:: Data extract

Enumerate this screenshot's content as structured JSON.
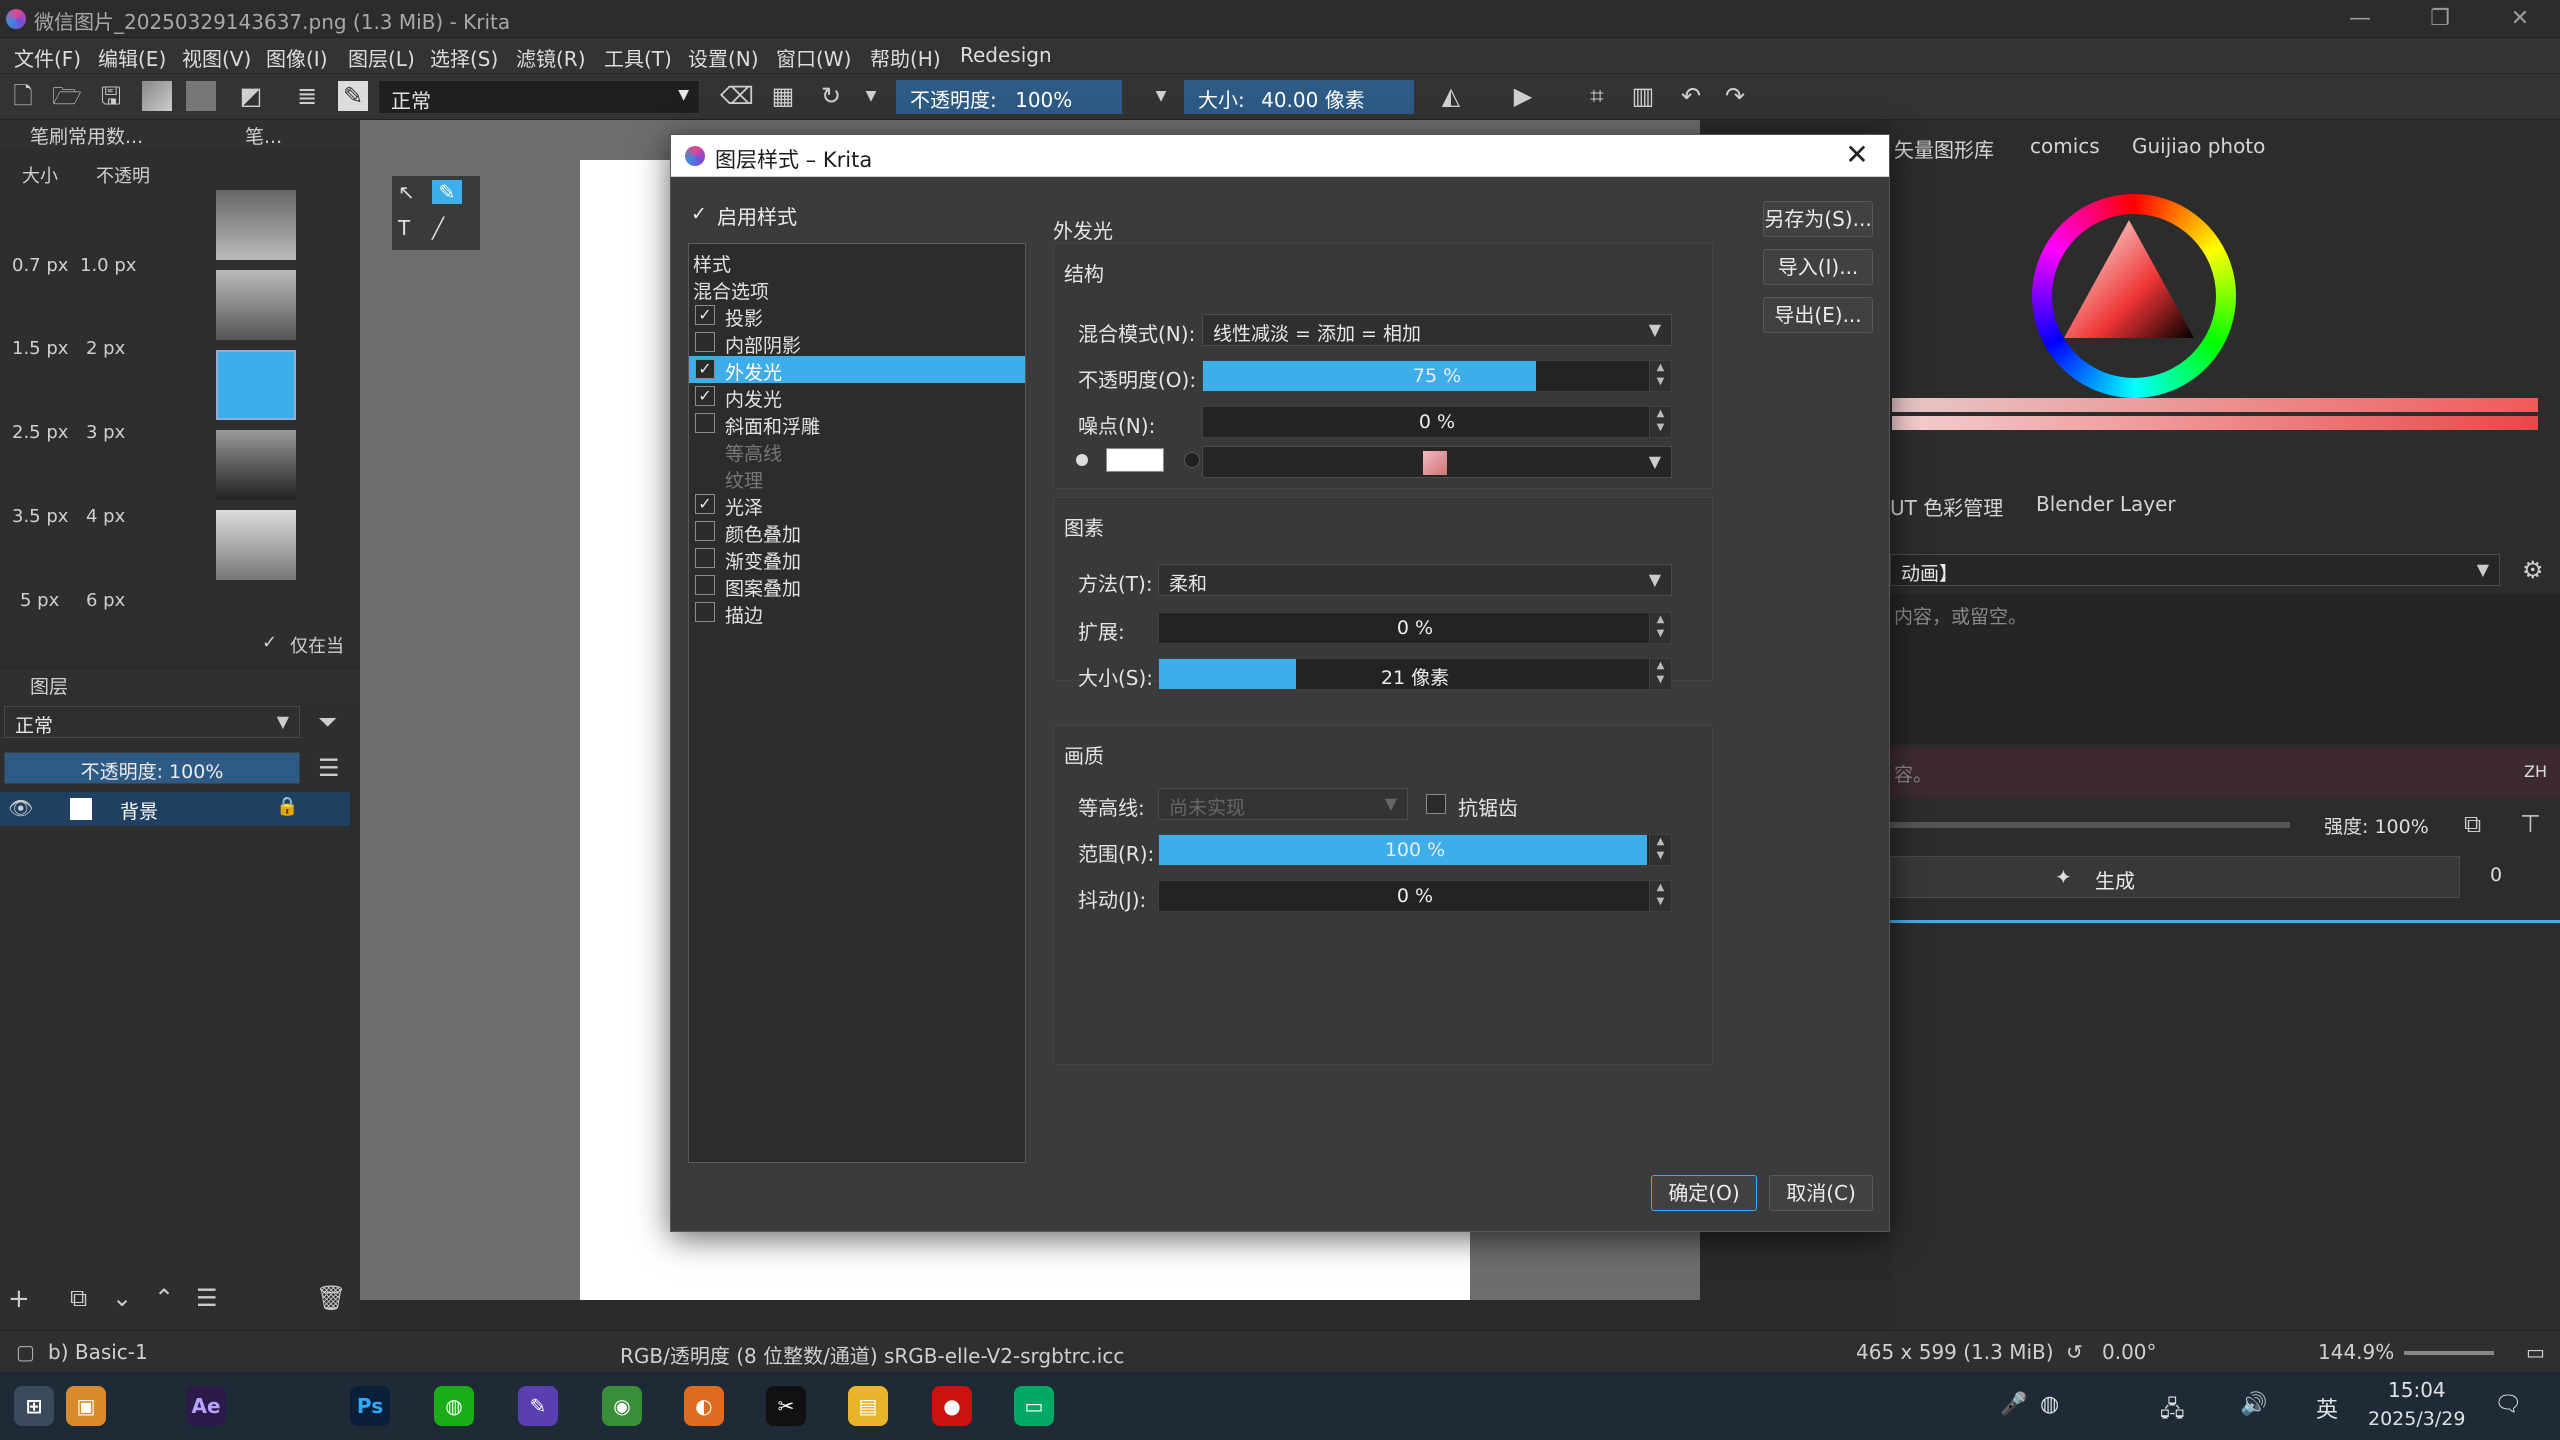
{
  "window": {
    "title": "微信图片_20250329143637.png (1.3 MiB) - Krita",
    "minimize": "—",
    "restore": "❐",
    "close": "✕"
  },
  "menu": [
    "文件(F)",
    "编辑(E)",
    "视图(V)",
    "图像(I)",
    "图层(L)",
    "选择(S)",
    "滤镜(R)",
    "工具(T)",
    "设置(N)",
    "窗口(W)",
    "帮助(H)",
    "Redesign"
  ],
  "toolbar": {
    "blend_mode": "正常",
    "opacity_label": "不透明度:",
    "opacity_value": "100%",
    "size_label": "大小:",
    "size_value": "40.00 像素"
  },
  "brush_docker": {
    "title": "笔刷常用数...",
    "title2": "笔...",
    "tab_size": "大小",
    "tab_opacity": "不透明",
    "sizes": [
      "0.7 px",
      "1.0 px",
      "1.5 px",
      "2 px",
      "2.5 px",
      "3 px",
      "3.5 px",
      "4 px",
      "5 px",
      "6 px"
    ],
    "only_current": "仅在当"
  },
  "layers_docker": {
    "title": "图层",
    "blend": "正常",
    "opacity": "不透明度: 100%",
    "layer_name": "背景"
  },
  "right_dock": {
    "tabs_top": [
      "矢量图形库",
      "comics",
      "Guijiao photo"
    ],
    "tabs_mid": [
      "UT 色彩管理",
      "Blender Layer"
    ],
    "anim_combo": "动画】",
    "placeholder": "内容，或留空。",
    "placeholder2": "容。",
    "lang": "ZH",
    "strength": "强度: 100%",
    "generate": "生成",
    "count": "0"
  },
  "dialog": {
    "title": "图层样式 – Krita",
    "enable_styles": "启用样式",
    "list": [
      {
        "label": "样式",
        "checkbox": false,
        "checked": false,
        "selected": false,
        "disabled": false
      },
      {
        "label": "混合选项",
        "checkbox": false,
        "checked": false,
        "selected": false,
        "disabled": false
      },
      {
        "label": "投影",
        "checkbox": true,
        "checked": true,
        "selected": false,
        "disabled": false
      },
      {
        "label": "内部阴影",
        "checkbox": true,
        "checked": false,
        "selected": false,
        "disabled": false
      },
      {
        "label": "外发光",
        "checkbox": true,
        "checked": true,
        "selected": true,
        "disabled": false
      },
      {
        "label": "内发光",
        "checkbox": true,
        "checked": true,
        "selected": false,
        "disabled": false
      },
      {
        "label": "斜面和浮雕",
        "checkbox": true,
        "checked": false,
        "selected": false,
        "disabled": false
      },
      {
        "label": "等高线",
        "checkbox": false,
        "checked": false,
        "selected": false,
        "disabled": true
      },
      {
        "label": "纹理",
        "checkbox": false,
        "checked": false,
        "selected": false,
        "disabled": true
      },
      {
        "label": "光泽",
        "checkbox": true,
        "checked": true,
        "selected": false,
        "disabled": false
      },
      {
        "label": "颜色叠加",
        "checkbox": true,
        "checked": false,
        "selected": false,
        "disabled": false
      },
      {
        "label": "渐变叠加",
        "checkbox": true,
        "checked": false,
        "selected": false,
        "disabled": false
      },
      {
        "label": "图案叠加",
        "checkbox": true,
        "checked": false,
        "selected": false,
        "disabled": false
      },
      {
        "label": "描边",
        "checkbox": true,
        "checked": false,
        "selected": false,
        "disabled": false
      }
    ],
    "section_title": "外发光",
    "structure": {
      "title": "结构",
      "blend_label": "混合模式(N):",
      "blend_value": "线性减淡 = 添加 = 相加",
      "opacity_label": "不透明度(O):",
      "opacity_value": "75 %",
      "opacity_fraction": 0.75,
      "noise_label": "噪点(N):",
      "noise_value": "0 %"
    },
    "elements": {
      "title": "图素",
      "method_label": "方法(T):",
      "method_value": "柔和",
      "spread_label": "扩展:",
      "spread_value": "0 %",
      "size_label": "大小(S):",
      "size_value": "21 像素",
      "size_fraction": 0.28
    },
    "quality": {
      "title": "画质",
      "contour_label": "等高线:",
      "contour_value": "尚未实现",
      "antialias": "抗锯齿",
      "range_label": "范围(R):",
      "range_value": "100 %",
      "range_fraction": 1.0,
      "jitter_label": "抖动(J):",
      "jitter_value": "0 %"
    },
    "buttons": {
      "save_as": "另存为(S)...",
      "import": "导入(I)...",
      "export": "导出(E)...",
      "ok": "确定(O)",
      "cancel": "取消(C)"
    }
  },
  "status": {
    "brush": "b) Basic-1",
    "colorspace": "RGB/透明度 (8 位整数/通道)  sRGB-elle-V2-srgbtrc.icc",
    "dims": "465 x 599 (1.3 MiB)",
    "rotation": "0.00°",
    "zoom": "144.9%"
  },
  "taskbar": {
    "apps": [
      "Ae",
      "Ps"
    ],
    "ime": "英",
    "time": "15:04",
    "date": "2025/3/29"
  }
}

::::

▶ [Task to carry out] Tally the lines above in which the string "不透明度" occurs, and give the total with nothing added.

▶ [Response to this task] 3